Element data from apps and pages
══════════════════════════════
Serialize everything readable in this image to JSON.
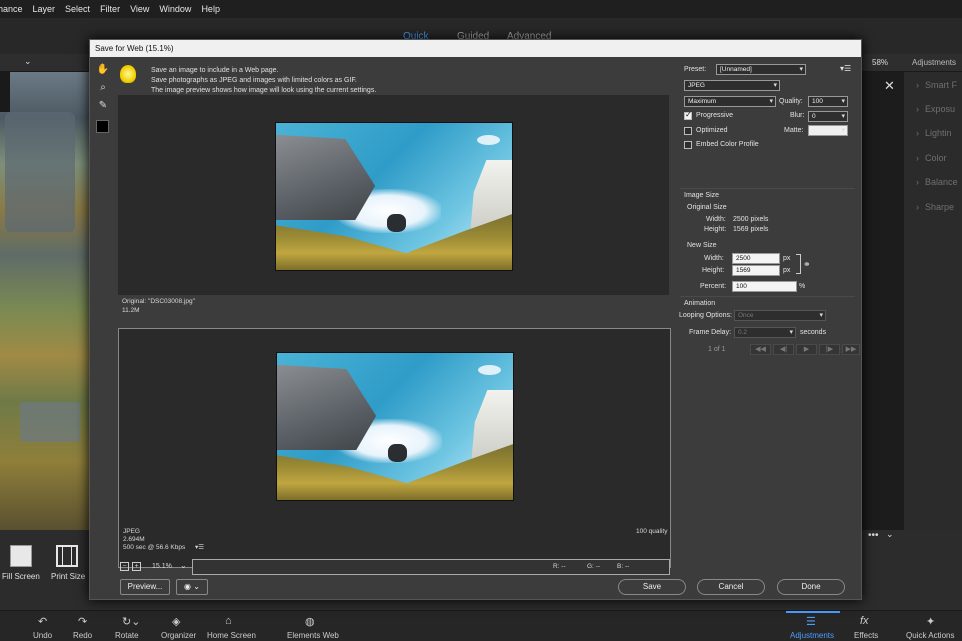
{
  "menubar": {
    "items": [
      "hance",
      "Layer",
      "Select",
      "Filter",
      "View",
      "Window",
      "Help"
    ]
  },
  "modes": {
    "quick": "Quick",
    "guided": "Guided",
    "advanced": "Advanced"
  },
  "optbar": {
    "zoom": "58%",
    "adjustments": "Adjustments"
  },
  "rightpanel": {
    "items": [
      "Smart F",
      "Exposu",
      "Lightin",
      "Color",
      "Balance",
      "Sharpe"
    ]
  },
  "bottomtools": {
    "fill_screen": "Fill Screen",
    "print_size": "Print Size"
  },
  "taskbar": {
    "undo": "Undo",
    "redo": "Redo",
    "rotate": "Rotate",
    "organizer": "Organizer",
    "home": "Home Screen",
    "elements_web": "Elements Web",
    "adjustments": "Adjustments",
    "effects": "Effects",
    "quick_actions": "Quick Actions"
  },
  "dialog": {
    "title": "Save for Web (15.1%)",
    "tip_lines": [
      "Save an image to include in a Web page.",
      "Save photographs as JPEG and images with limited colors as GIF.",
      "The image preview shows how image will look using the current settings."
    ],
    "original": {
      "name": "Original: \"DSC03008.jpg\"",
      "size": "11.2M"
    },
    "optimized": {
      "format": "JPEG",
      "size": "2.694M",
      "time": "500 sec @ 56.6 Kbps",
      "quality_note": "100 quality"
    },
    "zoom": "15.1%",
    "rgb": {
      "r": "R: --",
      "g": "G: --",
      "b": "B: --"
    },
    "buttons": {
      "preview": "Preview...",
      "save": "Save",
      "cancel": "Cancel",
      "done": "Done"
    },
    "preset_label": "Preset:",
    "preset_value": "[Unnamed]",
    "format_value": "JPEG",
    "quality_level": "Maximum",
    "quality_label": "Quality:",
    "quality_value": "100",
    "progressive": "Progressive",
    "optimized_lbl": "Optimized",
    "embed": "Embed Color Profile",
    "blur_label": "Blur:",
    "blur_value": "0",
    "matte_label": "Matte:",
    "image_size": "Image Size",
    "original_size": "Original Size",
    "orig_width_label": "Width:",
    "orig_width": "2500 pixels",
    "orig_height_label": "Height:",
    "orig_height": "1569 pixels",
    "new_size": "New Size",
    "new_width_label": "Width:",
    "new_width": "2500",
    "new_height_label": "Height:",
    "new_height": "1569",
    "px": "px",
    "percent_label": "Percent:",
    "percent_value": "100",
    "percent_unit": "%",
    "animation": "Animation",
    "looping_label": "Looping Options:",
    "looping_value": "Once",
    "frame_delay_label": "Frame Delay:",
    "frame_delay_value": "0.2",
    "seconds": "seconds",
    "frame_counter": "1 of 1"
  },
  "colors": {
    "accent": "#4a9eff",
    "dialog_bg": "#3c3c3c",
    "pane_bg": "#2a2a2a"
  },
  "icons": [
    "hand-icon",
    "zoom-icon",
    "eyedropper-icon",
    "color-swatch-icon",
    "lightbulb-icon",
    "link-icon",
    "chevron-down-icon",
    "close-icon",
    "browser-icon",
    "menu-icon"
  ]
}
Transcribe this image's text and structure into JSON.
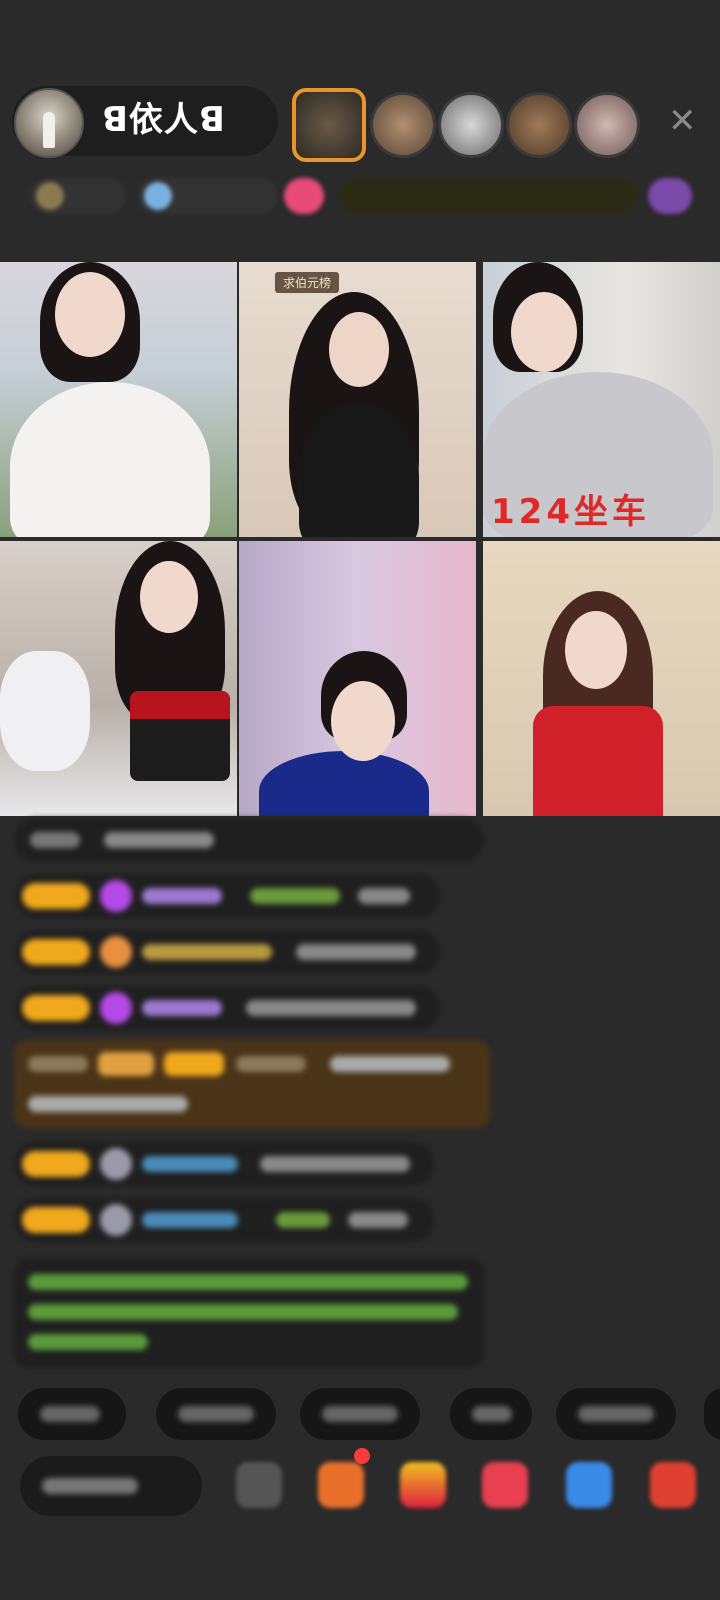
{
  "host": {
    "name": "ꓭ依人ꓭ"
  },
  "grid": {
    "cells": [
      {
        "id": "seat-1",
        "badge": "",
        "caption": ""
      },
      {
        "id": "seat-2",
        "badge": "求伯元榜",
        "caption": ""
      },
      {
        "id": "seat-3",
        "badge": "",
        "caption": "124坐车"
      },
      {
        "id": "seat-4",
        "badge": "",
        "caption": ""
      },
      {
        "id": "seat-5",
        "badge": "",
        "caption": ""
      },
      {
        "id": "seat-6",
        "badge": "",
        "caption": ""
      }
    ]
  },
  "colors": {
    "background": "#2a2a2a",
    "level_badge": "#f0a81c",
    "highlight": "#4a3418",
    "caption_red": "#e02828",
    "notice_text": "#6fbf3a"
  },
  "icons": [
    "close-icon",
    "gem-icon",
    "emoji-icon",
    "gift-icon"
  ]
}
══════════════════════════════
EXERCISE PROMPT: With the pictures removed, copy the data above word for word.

EXERCISE RESULT:
Serialize everything readable in this image to JSON.
{
  "menubar": {
    "items": [
      "hance",
      "Layer",
      "Select",
      "Filter",
      "View",
      "Window",
      "Help"
    ]
  },
  "modes": {
    "quick": "Quick",
    "guided": "Guided",
    "advanced": "Advanced"
  },
  "optbar": {
    "zoom": "58%",
    "adjustments": "Adjustments"
  },
  "rightpanel": {
    "items": [
      "Smart F",
      "Exposu",
      "Lightin",
      "Color",
      "Balance",
      "Sharpe"
    ]
  },
  "bottomtools": {
    "fill_screen": "Fill Screen",
    "print_size": "Print Size"
  },
  "taskbar": {
    "undo": "Undo",
    "redo": "Redo",
    "rotate": "Rotate",
    "organizer": "Organizer",
    "home": "Home Screen",
    "elements_web": "Elements Web",
    "adjustments": "Adjustments",
    "effects": "Effects",
    "quick_actions": "Quick Actions"
  },
  "dialog": {
    "title": "Save for Web (15.1%)",
    "tip_lines": [
      "Save an image to include in a Web page.",
      "Save photographs as JPEG and images with limited colors as GIF.",
      "The image preview shows how image will look using the current settings."
    ],
    "original": {
      "name": "Original: \"DSC03008.jpg\"",
      "size": "11.2M"
    },
    "optimized": {
      "format": "JPEG",
      "size": "2.694M",
      "time": "500 sec @ 56.6 Kbps",
      "quality_note": "100 quality"
    },
    "zoom": "15.1%",
    "rgb": {
      "r": "R: --",
      "g": "G: --",
      "b": "B: --"
    },
    "buttons": {
      "preview": "Preview...",
      "save": "Save",
      "cancel": "Cancel",
      "done": "Done"
    },
    "preset_label": "Preset:",
    "preset_value": "[Unnamed]",
    "format_value": "JPEG",
    "quality_level": "Maximum",
    "quality_label": "Quality:",
    "quality_value": "100",
    "progressive": "Progressive",
    "optimized_lbl": "Optimized",
    "embed": "Embed Color Profile",
    "blur_label": "Blur:",
    "blur_value": "0",
    "matte_label": "Matte:",
    "image_size": "Image Size",
    "original_size": "Original Size",
    "orig_width_label": "Width:",
    "orig_width": "2500 pixels",
    "orig_height_label": "Height:",
    "orig_height": "1569 pixels",
    "new_size": "New Size",
    "new_width_label": "Width:",
    "new_width": "2500",
    "new_height_label": "Height:",
    "new_height": "1569",
    "px": "px",
    "percent_label": "Percent:",
    "percent_value": "100",
    "percent_unit": "%",
    "animation": "Animation",
    "looping_label": "Looping Options:",
    "looping_value": "Once",
    "frame_delay_label": "Frame Delay:",
    "frame_delay_value": "0.2",
    "seconds": "seconds",
    "frame_counter": "1 of 1"
  },
  "colors": {
    "accent": "#4a9eff",
    "dialog_bg": "#3c3c3c",
    "pane_bg": "#2a2a2a"
  },
  "icons": [
    "hand-icon",
    "zoom-icon",
    "eyedropper-icon",
    "color-swatch-icon",
    "lightbulb-icon",
    "link-icon",
    "chevron-down-icon",
    "close-icon",
    "browser-icon",
    "menu-icon"
  ]
}
Transcribe this image's text and structure into JSON.
{
  "host": {
    "name": "ꓭ依人ꓭ"
  },
  "grid": {
    "cells": [
      {
        "id": "seat-1",
        "badge": "",
        "caption": ""
      },
      {
        "id": "seat-2",
        "badge": "求伯元榜",
        "caption": ""
      },
      {
        "id": "seat-3",
        "badge": "",
        "caption": "124坐车"
      },
      {
        "id": "seat-4",
        "badge": "",
        "caption": ""
      },
      {
        "id": "seat-5",
        "badge": "",
        "caption": ""
      },
      {
        "id": "seat-6",
        "badge": "",
        "caption": ""
      }
    ]
  },
  "colors": {
    "background": "#2a2a2a",
    "level_badge": "#f0a81c",
    "highlight": "#4a3418",
    "caption_red": "#e02828",
    "notice_text": "#6fbf3a"
  },
  "icons": [
    "close-icon",
    "gem-icon",
    "emoji-icon",
    "gift-icon"
  ]
}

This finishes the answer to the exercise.